By Daniel Wiessner
(Reuters) -A Black former elevator operator at Tesla Inc’s flagship California assembly plant became emotional testifying at a trial on Wednesday about the psychological toll exacted on him by a torrent of racial slurs, threats and other workplace incidents.
The plaintiff, Owen Diaz, struggled to speak at times during his testimony, including when he explained how he had recorded Spanish-speaking coworkers and later discovered using a translation website that they were calling him racial slurs.
Diaz said that racial incidents at the Fremont, California, electric-vehicle factory strained his relationship with his son, who also worked there, and have made it difficult for him to trust people.
“It made me feel less than a man (and) it made me question my worth,” Diaz said. He added: “I was living from paycheck to paycheck and I needed the job.”
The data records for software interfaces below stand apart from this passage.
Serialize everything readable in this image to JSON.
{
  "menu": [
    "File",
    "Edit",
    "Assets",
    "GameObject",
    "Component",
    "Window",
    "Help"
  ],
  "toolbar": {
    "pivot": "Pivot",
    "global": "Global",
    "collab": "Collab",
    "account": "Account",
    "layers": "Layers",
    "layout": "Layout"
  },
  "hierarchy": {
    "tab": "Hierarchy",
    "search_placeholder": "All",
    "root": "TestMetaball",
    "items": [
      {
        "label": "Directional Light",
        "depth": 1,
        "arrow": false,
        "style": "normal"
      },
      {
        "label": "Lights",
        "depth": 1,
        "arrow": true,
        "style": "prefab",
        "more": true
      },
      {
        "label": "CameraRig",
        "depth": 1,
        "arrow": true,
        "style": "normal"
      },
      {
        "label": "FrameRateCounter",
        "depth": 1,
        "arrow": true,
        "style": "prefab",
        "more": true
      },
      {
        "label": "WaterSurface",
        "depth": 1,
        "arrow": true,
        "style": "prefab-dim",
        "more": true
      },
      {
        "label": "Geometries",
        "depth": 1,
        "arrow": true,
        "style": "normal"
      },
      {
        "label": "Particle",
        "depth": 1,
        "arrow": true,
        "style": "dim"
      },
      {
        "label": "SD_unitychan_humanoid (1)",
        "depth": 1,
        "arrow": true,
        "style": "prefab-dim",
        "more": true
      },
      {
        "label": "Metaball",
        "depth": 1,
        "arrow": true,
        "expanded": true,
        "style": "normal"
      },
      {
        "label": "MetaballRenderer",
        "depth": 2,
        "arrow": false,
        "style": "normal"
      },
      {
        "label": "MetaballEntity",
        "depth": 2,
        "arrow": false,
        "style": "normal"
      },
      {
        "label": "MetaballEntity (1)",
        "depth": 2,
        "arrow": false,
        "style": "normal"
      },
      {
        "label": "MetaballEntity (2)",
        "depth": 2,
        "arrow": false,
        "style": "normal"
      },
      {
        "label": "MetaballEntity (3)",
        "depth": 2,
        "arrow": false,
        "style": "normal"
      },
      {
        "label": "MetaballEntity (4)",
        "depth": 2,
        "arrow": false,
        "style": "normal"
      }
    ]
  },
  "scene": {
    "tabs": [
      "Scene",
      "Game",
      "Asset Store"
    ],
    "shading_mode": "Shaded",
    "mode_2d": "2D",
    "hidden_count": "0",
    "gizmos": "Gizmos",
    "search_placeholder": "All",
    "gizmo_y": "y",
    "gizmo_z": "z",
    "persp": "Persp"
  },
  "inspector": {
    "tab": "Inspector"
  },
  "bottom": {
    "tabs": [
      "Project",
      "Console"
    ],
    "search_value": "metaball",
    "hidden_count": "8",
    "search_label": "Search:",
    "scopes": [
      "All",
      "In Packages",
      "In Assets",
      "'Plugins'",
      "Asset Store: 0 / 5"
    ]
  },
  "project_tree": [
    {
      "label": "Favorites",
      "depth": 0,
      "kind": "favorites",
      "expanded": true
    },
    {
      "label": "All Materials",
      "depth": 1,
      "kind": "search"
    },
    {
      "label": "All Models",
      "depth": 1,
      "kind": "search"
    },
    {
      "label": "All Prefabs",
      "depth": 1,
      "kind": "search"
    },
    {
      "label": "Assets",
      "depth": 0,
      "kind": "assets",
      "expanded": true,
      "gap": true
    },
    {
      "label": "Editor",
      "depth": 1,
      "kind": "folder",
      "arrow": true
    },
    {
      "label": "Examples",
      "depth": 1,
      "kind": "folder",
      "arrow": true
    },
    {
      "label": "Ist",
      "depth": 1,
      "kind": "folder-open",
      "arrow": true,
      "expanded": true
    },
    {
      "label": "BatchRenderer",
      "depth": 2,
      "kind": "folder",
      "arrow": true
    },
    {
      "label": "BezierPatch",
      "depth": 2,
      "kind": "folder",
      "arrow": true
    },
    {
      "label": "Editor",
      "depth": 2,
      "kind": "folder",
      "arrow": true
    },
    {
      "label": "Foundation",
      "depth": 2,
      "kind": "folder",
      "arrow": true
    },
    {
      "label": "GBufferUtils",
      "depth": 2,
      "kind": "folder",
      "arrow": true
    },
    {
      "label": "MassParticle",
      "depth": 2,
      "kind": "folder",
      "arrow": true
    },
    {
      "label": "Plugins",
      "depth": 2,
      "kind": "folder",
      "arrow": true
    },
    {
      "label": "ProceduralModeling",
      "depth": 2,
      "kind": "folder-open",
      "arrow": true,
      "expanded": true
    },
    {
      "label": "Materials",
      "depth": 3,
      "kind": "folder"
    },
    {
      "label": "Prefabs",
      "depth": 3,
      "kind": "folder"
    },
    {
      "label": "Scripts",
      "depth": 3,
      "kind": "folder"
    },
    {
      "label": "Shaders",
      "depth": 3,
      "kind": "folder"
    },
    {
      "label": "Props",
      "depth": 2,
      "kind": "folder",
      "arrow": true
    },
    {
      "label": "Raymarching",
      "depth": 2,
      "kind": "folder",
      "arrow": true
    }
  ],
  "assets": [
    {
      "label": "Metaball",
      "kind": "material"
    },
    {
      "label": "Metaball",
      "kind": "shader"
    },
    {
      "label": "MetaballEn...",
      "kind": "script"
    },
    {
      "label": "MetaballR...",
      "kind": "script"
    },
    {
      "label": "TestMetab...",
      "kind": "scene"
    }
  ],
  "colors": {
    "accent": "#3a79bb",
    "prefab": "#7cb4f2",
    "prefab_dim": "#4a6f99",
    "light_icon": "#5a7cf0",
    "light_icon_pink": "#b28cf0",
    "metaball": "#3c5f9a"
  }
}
At one point, U.S. District Judge William Orrick called a 15-minute recess in order for Diaz to compose himself.
Lawyers for Tesla will complete their cross-examination of Diaz on Thursday.
Alex Spiro, who represents the company, on Wednesday pressed Diaz on why there was no record of him making written complaints to supervisors, such as emails and text messages, about racist conduct.
Diaz said he did not recall whether he complained in writing or only verbally, and in a series of testy exchanges accused Spiro of mischaracterizing his responses to other questions.
The five-day trial on damages comes after a jury in 2021 found Tesla liable for discrimination and ordered the company to pay Diaz $137 million. The trial began on Monday.
Orrick last year agreed with the jury that the EV maker had fostered a hostile work environment but slashed the award to $15 million. Diaz rejected the lower payout and opted for a new trial on damages before a different jury.
Bernard Alexander, a lawyer for Diaz, during opening statements on Monday compared the Fremont plant to a “plantation” where Black workers were targeted for harassment and their complaints were ignored by managers.
Tesla has maintained that it does not tolerate workplace harassment and takes discrimination complaints seriously. Spiro told jurors on Monday that Diaz was exaggerating his claims of emotional distress and there was no evidence warranting a multimillion-dollar award.
Jurors have also heard testimony from five workers and supervisors at the Fremont plant, a Tesla human resources manager and a lawyer who conducts investigations into workplace disputes and served as an expert witness for Diaz.
The lawyer testified that while Tesla had adopted adequate anti-bias policies, the company failed to properly investigate and respond to complaints from Diaz and other Black workers.
(Reporting by Daniel Wiessner in Albany, New YorkEditing by Matthew Lewis)